The output should be every line below that includes the word "TreeWalker".

-------- MATERIAL FOR THIS TASK --------

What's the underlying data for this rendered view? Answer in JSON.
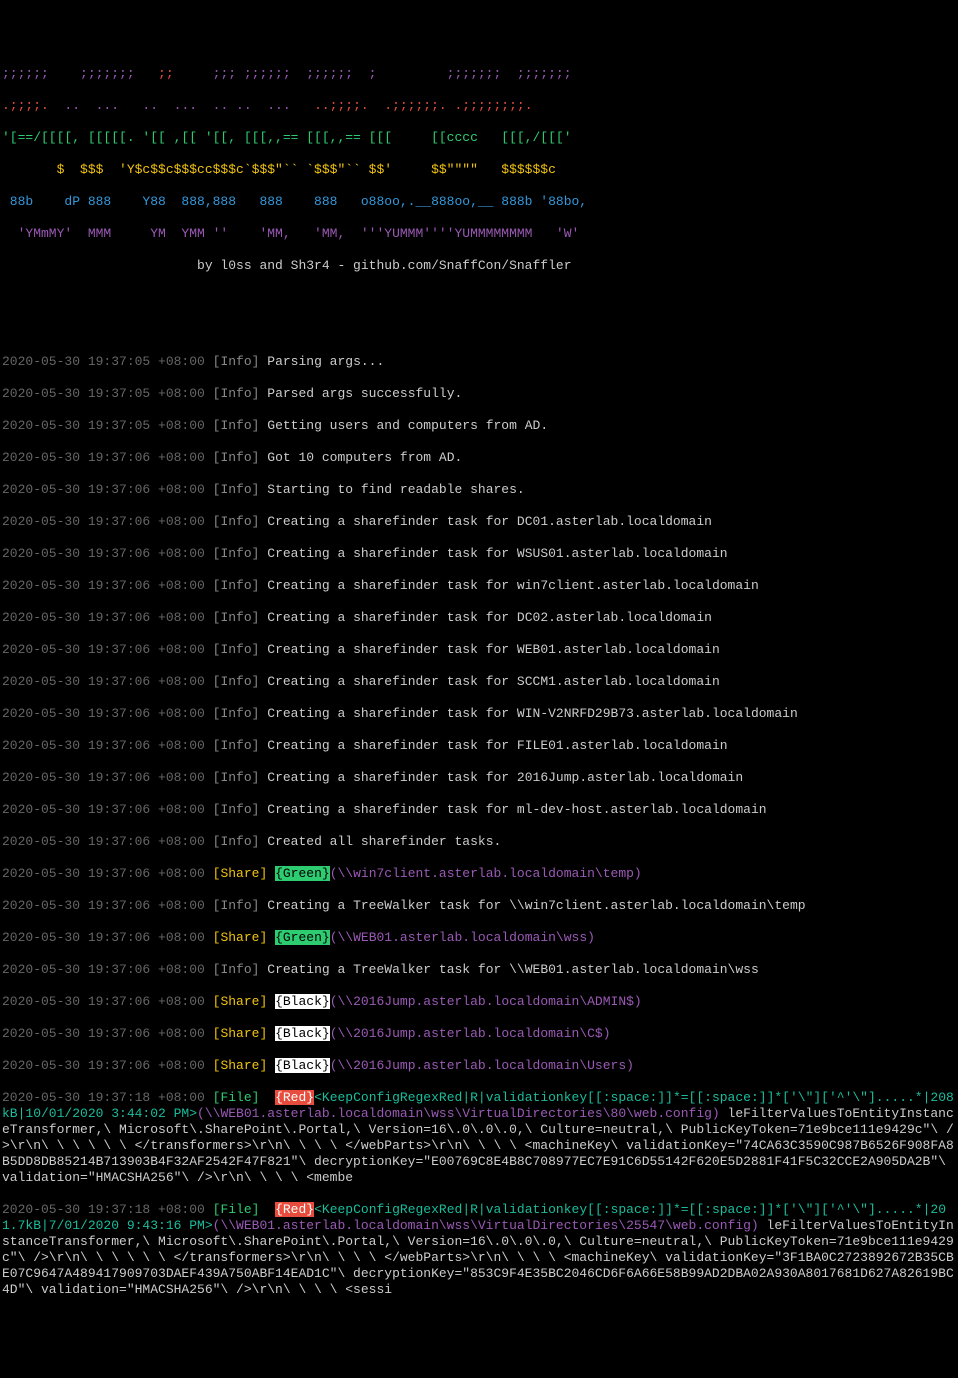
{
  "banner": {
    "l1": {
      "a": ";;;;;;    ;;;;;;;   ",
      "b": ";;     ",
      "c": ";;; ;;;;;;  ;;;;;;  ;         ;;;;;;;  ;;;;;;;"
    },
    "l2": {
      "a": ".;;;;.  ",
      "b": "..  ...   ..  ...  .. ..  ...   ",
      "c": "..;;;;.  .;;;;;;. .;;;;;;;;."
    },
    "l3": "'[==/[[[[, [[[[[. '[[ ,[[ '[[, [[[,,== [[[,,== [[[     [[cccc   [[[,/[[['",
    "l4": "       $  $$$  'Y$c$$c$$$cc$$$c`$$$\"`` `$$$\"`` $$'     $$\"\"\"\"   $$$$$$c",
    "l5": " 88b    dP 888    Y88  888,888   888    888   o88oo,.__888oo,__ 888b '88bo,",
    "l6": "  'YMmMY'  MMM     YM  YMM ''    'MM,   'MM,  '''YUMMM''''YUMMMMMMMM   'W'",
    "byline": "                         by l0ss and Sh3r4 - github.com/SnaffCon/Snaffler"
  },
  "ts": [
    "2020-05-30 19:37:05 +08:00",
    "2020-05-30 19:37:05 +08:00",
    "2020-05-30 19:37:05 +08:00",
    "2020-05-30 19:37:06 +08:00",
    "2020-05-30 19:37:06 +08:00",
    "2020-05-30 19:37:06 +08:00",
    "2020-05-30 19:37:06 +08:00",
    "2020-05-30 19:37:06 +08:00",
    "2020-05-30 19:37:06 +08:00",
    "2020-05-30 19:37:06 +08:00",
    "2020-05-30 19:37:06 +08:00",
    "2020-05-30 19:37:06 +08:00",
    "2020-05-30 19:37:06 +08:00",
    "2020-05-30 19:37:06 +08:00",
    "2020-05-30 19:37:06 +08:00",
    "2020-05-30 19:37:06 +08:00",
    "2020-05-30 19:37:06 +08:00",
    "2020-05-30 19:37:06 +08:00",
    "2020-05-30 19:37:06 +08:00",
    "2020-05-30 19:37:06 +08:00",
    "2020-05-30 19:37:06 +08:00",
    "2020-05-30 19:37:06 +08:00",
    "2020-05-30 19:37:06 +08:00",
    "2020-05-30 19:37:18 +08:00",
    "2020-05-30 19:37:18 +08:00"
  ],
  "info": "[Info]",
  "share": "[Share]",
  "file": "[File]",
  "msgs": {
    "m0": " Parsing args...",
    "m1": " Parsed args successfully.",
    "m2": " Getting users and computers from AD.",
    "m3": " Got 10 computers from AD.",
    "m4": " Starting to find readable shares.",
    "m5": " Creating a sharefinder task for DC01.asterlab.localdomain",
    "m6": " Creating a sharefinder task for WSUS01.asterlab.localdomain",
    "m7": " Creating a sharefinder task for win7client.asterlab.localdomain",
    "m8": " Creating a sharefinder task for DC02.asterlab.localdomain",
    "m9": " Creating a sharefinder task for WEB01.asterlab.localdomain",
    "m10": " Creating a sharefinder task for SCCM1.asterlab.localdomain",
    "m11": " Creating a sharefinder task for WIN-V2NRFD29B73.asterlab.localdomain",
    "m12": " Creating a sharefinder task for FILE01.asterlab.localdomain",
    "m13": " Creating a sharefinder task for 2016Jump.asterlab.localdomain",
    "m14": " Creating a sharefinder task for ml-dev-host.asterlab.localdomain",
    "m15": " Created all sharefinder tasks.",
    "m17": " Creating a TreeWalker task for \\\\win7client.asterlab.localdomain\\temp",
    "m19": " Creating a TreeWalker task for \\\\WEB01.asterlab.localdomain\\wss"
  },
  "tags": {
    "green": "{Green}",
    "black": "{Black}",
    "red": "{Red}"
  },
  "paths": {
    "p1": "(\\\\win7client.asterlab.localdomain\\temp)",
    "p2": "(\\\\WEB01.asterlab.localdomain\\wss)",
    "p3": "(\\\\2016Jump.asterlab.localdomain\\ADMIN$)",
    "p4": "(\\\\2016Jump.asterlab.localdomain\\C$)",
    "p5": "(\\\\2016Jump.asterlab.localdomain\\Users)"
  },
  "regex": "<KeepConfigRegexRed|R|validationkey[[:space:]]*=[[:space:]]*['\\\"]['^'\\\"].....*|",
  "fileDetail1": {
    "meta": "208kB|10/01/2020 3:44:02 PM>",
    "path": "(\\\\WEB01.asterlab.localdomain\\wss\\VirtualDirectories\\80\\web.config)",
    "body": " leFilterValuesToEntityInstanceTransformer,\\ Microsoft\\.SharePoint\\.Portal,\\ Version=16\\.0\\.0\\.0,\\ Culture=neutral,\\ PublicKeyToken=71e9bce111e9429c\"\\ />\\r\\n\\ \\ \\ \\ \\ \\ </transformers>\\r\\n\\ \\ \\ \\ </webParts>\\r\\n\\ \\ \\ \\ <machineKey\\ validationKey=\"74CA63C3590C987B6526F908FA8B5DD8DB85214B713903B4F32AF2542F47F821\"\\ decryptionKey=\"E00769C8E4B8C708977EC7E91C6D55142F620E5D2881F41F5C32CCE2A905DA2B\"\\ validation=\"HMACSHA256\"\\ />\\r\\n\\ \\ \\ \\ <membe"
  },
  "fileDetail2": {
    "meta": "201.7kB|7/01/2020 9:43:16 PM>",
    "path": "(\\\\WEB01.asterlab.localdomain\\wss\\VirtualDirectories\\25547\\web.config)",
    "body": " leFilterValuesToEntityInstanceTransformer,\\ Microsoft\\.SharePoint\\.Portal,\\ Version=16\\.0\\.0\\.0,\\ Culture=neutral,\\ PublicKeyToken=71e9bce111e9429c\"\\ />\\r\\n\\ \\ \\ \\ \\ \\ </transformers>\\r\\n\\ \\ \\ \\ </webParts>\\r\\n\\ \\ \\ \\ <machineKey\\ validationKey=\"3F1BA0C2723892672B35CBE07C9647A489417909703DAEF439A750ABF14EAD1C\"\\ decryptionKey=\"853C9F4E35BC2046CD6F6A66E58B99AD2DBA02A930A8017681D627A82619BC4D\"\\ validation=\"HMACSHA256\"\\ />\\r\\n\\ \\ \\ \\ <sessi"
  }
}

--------
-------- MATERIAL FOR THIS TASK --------

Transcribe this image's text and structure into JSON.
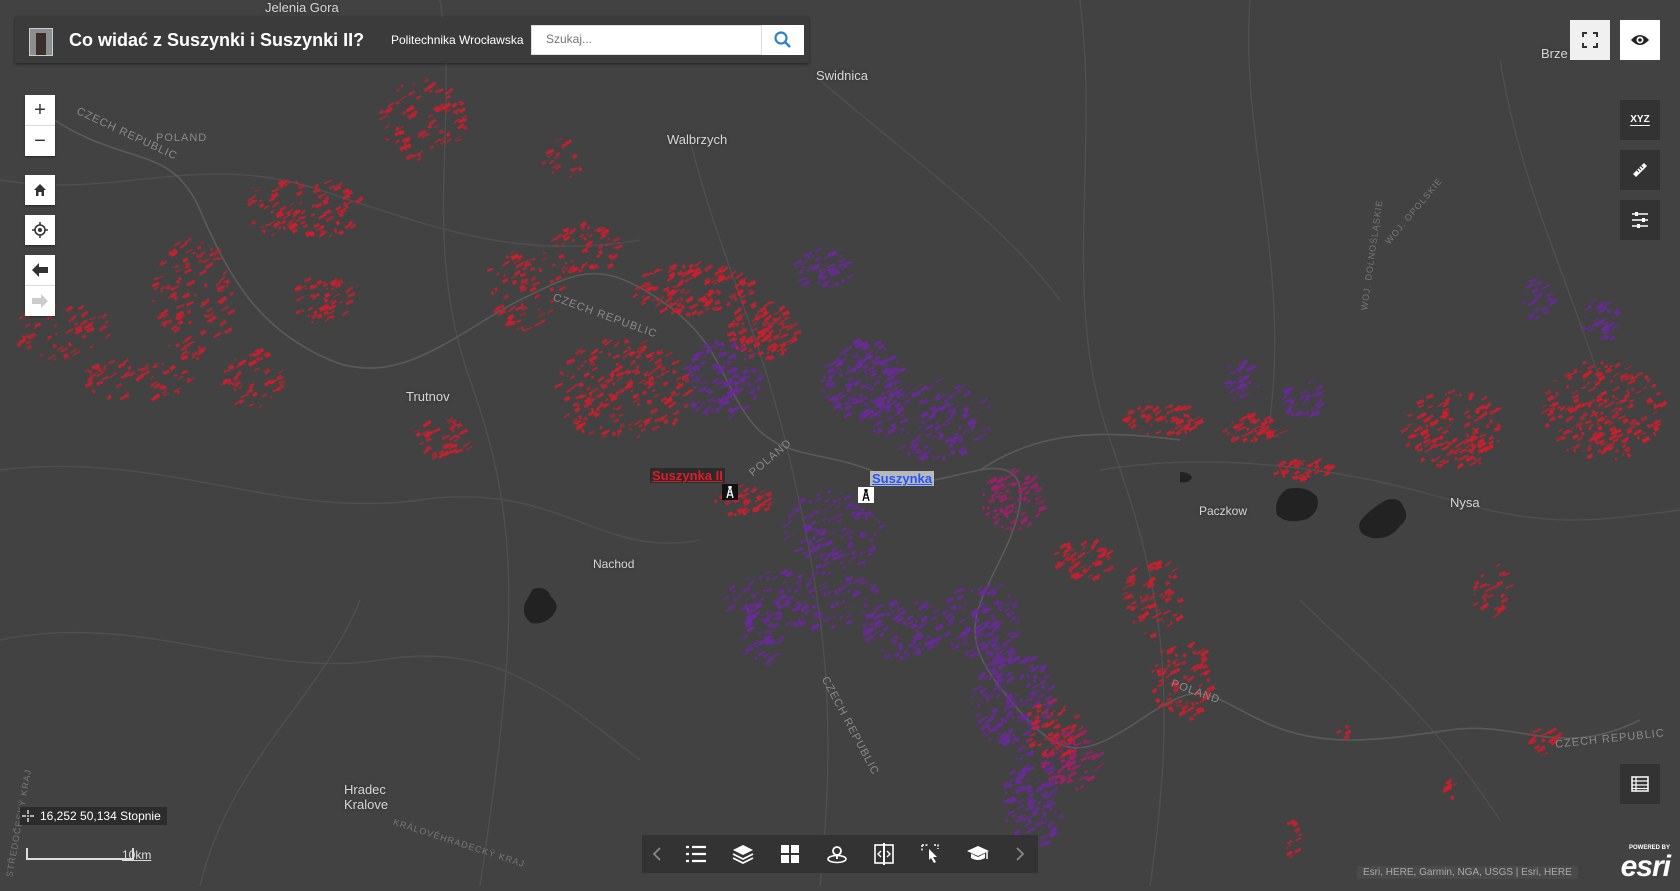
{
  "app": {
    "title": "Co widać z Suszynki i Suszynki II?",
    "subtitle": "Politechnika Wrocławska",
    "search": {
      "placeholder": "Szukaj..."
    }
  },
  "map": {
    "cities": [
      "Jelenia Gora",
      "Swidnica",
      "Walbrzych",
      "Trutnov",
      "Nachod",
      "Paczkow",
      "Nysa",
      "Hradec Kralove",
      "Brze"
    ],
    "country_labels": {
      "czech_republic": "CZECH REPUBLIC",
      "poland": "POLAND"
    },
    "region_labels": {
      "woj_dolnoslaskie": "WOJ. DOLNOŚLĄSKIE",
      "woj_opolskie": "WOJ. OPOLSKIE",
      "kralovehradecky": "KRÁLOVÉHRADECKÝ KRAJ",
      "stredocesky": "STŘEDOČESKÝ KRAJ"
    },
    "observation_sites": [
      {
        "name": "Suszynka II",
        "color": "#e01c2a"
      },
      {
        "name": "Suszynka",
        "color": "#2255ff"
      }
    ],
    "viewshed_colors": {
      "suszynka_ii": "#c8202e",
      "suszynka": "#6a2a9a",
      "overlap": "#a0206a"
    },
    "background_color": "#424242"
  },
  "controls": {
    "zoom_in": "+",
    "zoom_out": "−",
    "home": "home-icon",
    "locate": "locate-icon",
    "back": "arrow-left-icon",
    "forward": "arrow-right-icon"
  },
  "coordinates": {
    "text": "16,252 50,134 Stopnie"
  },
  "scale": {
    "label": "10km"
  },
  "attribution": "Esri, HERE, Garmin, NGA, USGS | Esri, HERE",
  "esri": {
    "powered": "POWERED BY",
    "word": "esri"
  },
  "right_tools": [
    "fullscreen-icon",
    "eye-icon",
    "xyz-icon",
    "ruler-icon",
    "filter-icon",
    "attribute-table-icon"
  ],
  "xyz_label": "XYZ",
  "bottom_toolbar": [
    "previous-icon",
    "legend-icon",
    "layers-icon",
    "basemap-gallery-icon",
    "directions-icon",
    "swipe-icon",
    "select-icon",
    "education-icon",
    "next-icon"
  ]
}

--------

▶ **SOLUTION BELOW**
    "m17": " Creating a TreeWalker task for \\\\win7client.asterlab.localdomain\\temp",
    "m19": " Creating a TreeWalker task for \\\\WEB01.asterlab.localdomain\\wss"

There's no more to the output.